Julie Wiener

Argentine Jews rally outside the Argentine Embassy in Tel Aviv Friday to protest the death of AMIA prosecutor Alberto Nisman. (Jose Andres Lacko)

Argentine Jews rally outside the Argentine Embassy in Tel Aviv to protest the death of AMIA prosecutor Alberto Nisman, Jan. 23, 2015. (Jose Andres Lacko)

BUENOS AIRES, Argentina (JTA) — Damian Pachter, the Argentine-Israeli journalist who was the first to report the death of prosecutor Alberto Nisman, said he feels safe now that he has arrived in Israel.

Pachter, a writer for the Buenos Aires Herald, said he felt “pursued by the Argentine government” and that his life was in danger in Argentina, he told Argentine journalist Adrian Bono in an interview from Tel Aviv on Sunday via Skype.
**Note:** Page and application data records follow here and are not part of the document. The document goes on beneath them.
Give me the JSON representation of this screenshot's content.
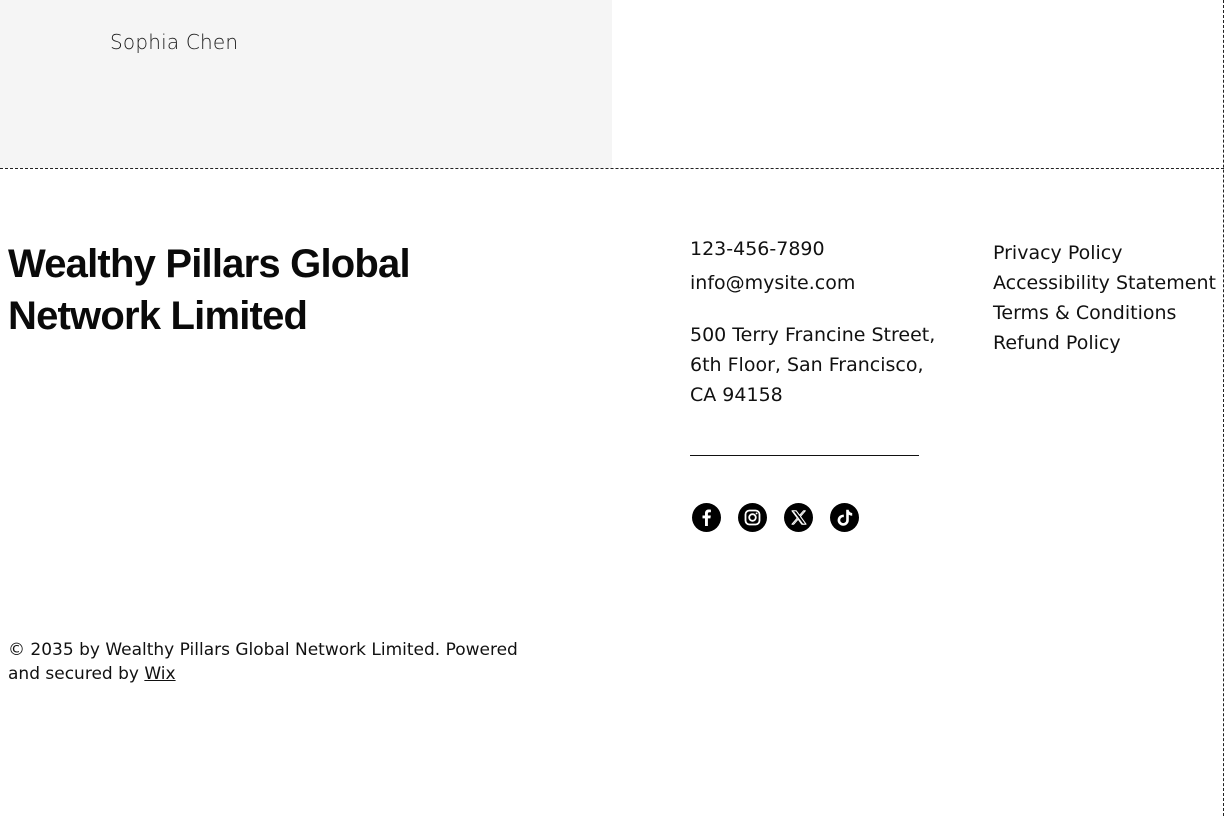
{
  "testimonial": {
    "author": "Sophia Chen"
  },
  "footer": {
    "brand_line1": "Wealthy Pillars Global",
    "brand_line2": "Network Limited",
    "contact": {
      "phone": "123-456-7890",
      "email": "info@mysite.com",
      "address_line1": "500 Terry Francine Street,",
      "address_line2": "6th Floor, San Francisco,",
      "address_line3": "CA 94158"
    },
    "socials": [
      {
        "name": "Facebook",
        "icon": "facebook-icon"
      },
      {
        "name": "Instagram",
        "icon": "instagram-icon"
      },
      {
        "name": "X",
        "icon": "x-icon"
      },
      {
        "name": "TikTok",
        "icon": "tiktok-icon"
      }
    ],
    "policies": [
      "Privacy Policy",
      "Accessibility Statement",
      "Terms & Conditions",
      "Refund Policy"
    ],
    "copyright_text": "© 2035 by Wealthy Pillars Global Network Limited. Powered and secured by",
    "wix_link": "Wix"
  },
  "colors": {
    "card_background": "#f5f5f5",
    "text": "#111111",
    "icon_fill": "#000000"
  }
}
Pachter, who has dual Argentine-Israeli citizenship, left Argentina on Saturday following what he said were threats to his safety after breaking the story.

He criticized Argentina’s Telam news agency and the Twitter account of the president’s office for publishing information about his plane tickets and wrongly claiming he planned to return to Argentina on Feb. 2. Pachter made similar comments in a column he published Sunday in Haaretz titled “Why I fled Argentina after breaking the story of Alberto Nisman’s death.”

In the Haaretz piece, Pachter said, “I have no idea when I’ll be back in Argentina; I don’t even know if I want to. What I do know is that the country where I was born is not the happy place my Jewish grandparents used to tell me stories about.

“Argentina has become a dark place led by a corrupt political system,” he added.

Argentina’s Cabinet chief, Jorge Capitanich, said in news conference Monday that Argentina has “full security for all journalists” and that Pachter should have provided authorities with the photograph he has of the sunglasses-wearing Argentine security agent he said followed him, so that the man could be identified.

Nisman was found dead of a gunshot wound in his home Jan. 18, hours before he was to present evidence that Argentine President Cristina Kirchner covered up Iran’s role in the 1994 bombing of the AMIA Jewish center in Buenos Aires.

Asked by Bono if he was worried about his mother, who remains in Argentina, Pachter said, “I’m worried because she is a Jewish mother. I worry because she worries, but not because of something else.”